Given data:
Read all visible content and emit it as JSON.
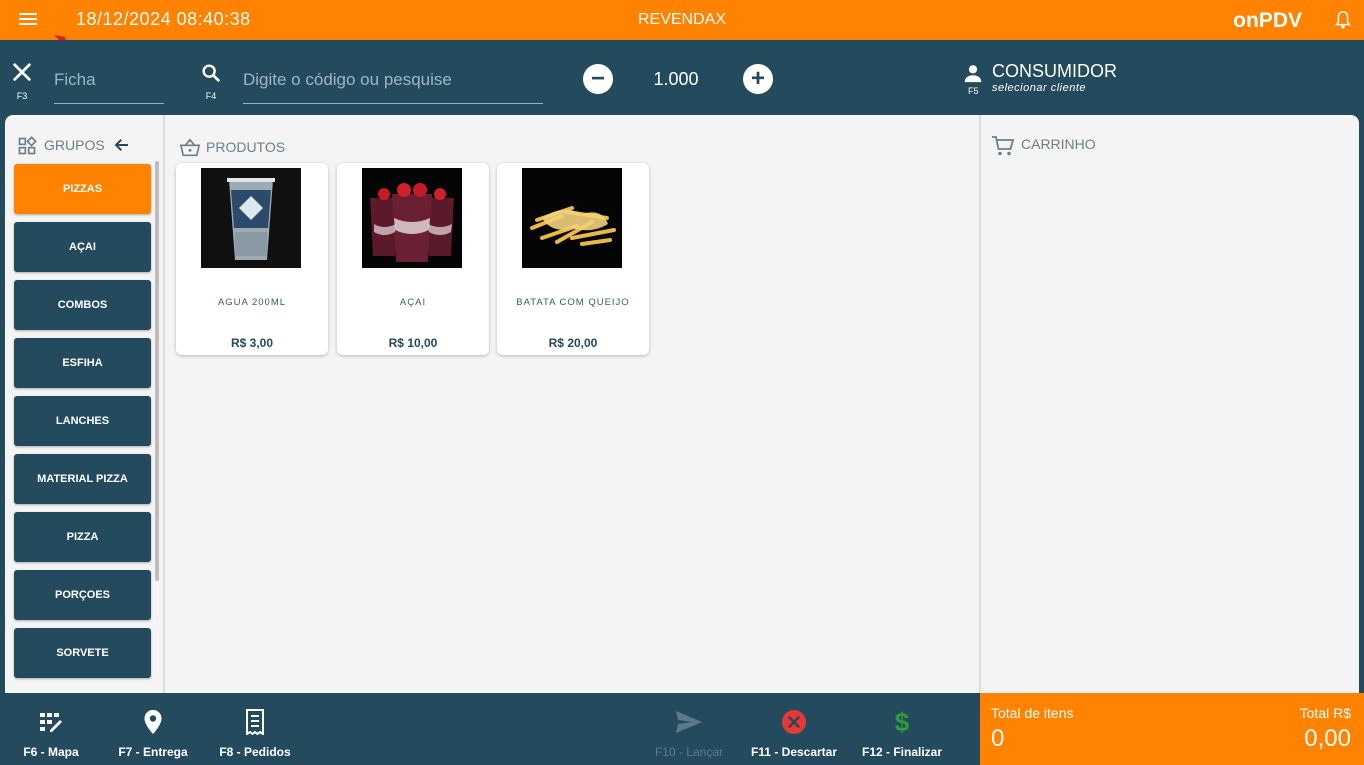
{
  "topbar": {
    "datetime": "18/12/2024 08:40:38",
    "store_name": "REVENDAX",
    "brand": "onPDV"
  },
  "toolbar": {
    "ficha_key": "F3",
    "ficha_placeholder": "Ficha",
    "search_key": "F4",
    "search_placeholder": "Digite o código ou pesquise",
    "quantity": "1.000",
    "customer_key": "F5",
    "customer_title": "CONSUMIDOR",
    "customer_subtitle": "selecionar cliente"
  },
  "groups": {
    "title": "GRUPOS",
    "items": [
      {
        "label": "PIZZAS",
        "active": true
      },
      {
        "label": "AÇAI"
      },
      {
        "label": "COMBOS"
      },
      {
        "label": "ESFIHA"
      },
      {
        "label": "LANCHES"
      },
      {
        "label": "MATERIAL PIZZA"
      },
      {
        "label": "PIZZA"
      },
      {
        "label": "PORÇOES"
      },
      {
        "label": "SORVETE"
      }
    ]
  },
  "products": {
    "title": "PRODUTOS",
    "items": [
      {
        "name": "AGUA 200ML",
        "price": "R$ 3,00"
      },
      {
        "name": "AÇAI",
        "price": "R$ 10,00"
      },
      {
        "name": "BATATA COM QUEIJO",
        "price": "R$ 20,00"
      }
    ]
  },
  "cart": {
    "title": "CARRINHO"
  },
  "bottombar": {
    "map": "F6 - Mapa",
    "delivery": "F7 - Entrega",
    "orders": "F8 - Pedidos",
    "launch": "F10 - Lançar",
    "discard": "F11 - Descartar",
    "finish": "F12 - Finalizar"
  },
  "totals": {
    "items_label": "Total de itens",
    "items_value": "0",
    "amount_label": "Total R$",
    "amount_value": "0,00"
  },
  "colors": {
    "accent": "#ff8200",
    "primary": "#244a5e",
    "background": "#f4f4f4",
    "discard": "#e53935",
    "finish": "#2e9d3a"
  }
}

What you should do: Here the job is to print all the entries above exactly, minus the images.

Written reply:
Read all visible content and emit it as JSON.
{
  "topbar": {
    "datetime": "18/12/2024 08:40:38",
    "store_name": "REVENDAX",
    "brand": "onPDV"
  },
  "toolbar": {
    "ficha_key": "F3",
    "ficha_placeholder": "Ficha",
    "search_key": "F4",
    "search_placeholder": "Digite o código ou pesquise",
    "quantity": "1.000",
    "customer_key": "F5",
    "customer_title": "CONSUMIDOR",
    "customer_subtitle": "selecionar cliente"
  },
  "groups": {
    "title": "GRUPOS",
    "items": [
      {
        "label": "PIZZAS",
        "active": true
      },
      {
        "label": "AÇAI"
      },
      {
        "label": "COMBOS"
      },
      {
        "label": "ESFIHA"
      },
      {
        "label": "LANCHES"
      },
      {
        "label": "MATERIAL PIZZA"
      },
      {
        "label": "PIZZA"
      },
      {
        "label": "PORÇOES"
      },
      {
        "label": "SORVETE"
      }
    ]
  },
  "products": {
    "title": "PRODUTOS",
    "items": [
      {
        "name": "AGUA 200ML",
        "price": "R$ 3,00"
      },
      {
        "name": "AÇAI",
        "price": "R$ 10,00"
      },
      {
        "name": "BATATA COM QUEIJO",
        "price": "R$ 20,00"
      }
    ]
  },
  "cart": {
    "title": "CARRINHO"
  },
  "bottombar": {
    "map": "F6 - Mapa",
    "delivery": "F7 - Entrega",
    "orders": "F8 - Pedidos",
    "launch": "F10 - Lançar",
    "discard": "F11 - Descartar",
    "finish": "F12 - Finalizar"
  },
  "totals": {
    "items_label": "Total de itens",
    "items_value": "0",
    "amount_label": "Total R$",
    "amount_value": "0,00"
  },
  "colors": {
    "accent": "#ff8200",
    "primary": "#244a5e",
    "background": "#f4f4f4",
    "discard": "#e53935",
    "finish": "#2e9d3a"
  }
}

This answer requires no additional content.